## Requirement
Lines with the word "Сетевые" in them must be copied from the records below.

(Dataset rows describing interfaces)
>>>>>

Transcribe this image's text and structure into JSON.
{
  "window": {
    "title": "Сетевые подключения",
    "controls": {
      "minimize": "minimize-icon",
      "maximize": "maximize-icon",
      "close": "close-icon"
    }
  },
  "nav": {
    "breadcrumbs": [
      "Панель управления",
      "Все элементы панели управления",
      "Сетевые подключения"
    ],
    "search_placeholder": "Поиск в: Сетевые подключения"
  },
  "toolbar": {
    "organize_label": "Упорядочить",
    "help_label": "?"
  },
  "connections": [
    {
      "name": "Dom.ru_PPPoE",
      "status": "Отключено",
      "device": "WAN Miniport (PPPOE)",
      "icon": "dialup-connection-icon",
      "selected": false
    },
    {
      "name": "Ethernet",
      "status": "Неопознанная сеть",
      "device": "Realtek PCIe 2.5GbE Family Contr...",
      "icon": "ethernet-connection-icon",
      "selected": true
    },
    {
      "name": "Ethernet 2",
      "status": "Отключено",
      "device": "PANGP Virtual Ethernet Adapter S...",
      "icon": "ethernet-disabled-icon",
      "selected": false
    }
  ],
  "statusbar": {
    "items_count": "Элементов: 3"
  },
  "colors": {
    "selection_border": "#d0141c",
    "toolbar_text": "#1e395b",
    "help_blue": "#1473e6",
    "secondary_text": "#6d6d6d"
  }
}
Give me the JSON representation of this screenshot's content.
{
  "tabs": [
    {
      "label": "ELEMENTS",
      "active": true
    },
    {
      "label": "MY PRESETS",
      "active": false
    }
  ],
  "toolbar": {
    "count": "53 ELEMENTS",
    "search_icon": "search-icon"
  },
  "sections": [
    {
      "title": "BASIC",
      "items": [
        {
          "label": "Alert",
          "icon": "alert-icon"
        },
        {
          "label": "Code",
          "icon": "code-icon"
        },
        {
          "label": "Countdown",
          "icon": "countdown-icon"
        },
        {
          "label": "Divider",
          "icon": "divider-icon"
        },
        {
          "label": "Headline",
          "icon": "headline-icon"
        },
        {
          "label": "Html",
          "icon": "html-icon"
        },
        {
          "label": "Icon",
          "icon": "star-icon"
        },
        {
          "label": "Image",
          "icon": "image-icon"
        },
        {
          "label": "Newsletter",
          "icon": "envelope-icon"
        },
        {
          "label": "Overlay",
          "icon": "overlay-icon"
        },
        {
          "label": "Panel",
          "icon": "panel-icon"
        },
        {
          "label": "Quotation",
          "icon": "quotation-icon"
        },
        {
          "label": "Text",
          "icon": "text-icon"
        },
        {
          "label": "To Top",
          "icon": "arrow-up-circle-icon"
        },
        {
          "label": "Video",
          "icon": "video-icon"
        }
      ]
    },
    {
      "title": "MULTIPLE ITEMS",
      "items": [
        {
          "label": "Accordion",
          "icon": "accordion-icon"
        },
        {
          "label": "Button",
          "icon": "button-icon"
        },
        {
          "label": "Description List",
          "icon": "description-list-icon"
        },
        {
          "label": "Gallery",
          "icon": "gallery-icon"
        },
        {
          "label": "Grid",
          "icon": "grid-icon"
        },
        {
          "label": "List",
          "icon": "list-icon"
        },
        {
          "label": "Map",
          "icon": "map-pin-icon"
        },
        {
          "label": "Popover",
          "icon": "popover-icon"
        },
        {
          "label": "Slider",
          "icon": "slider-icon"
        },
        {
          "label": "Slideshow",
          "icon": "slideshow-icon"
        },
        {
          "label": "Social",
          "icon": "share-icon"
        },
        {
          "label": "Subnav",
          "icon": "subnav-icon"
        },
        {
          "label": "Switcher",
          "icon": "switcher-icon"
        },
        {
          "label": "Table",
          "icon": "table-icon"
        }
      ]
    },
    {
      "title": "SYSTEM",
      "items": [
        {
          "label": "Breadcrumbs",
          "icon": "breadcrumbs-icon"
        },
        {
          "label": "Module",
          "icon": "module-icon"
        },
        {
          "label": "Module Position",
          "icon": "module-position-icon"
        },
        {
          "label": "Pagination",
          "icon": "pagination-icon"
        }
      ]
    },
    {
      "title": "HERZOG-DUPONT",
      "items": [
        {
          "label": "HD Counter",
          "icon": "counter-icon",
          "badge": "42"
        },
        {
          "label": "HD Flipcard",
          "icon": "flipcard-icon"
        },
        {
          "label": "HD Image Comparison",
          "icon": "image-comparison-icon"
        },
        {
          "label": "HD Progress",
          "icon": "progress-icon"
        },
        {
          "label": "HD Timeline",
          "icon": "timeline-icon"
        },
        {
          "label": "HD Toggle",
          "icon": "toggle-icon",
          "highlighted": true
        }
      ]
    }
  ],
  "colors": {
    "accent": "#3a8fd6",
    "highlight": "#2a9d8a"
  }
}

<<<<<

## Response below
    "title": "Сетевые подключения",
      "Сетевые подключения"
    "search_placeholder": "Поиск в: Сетевые подключения"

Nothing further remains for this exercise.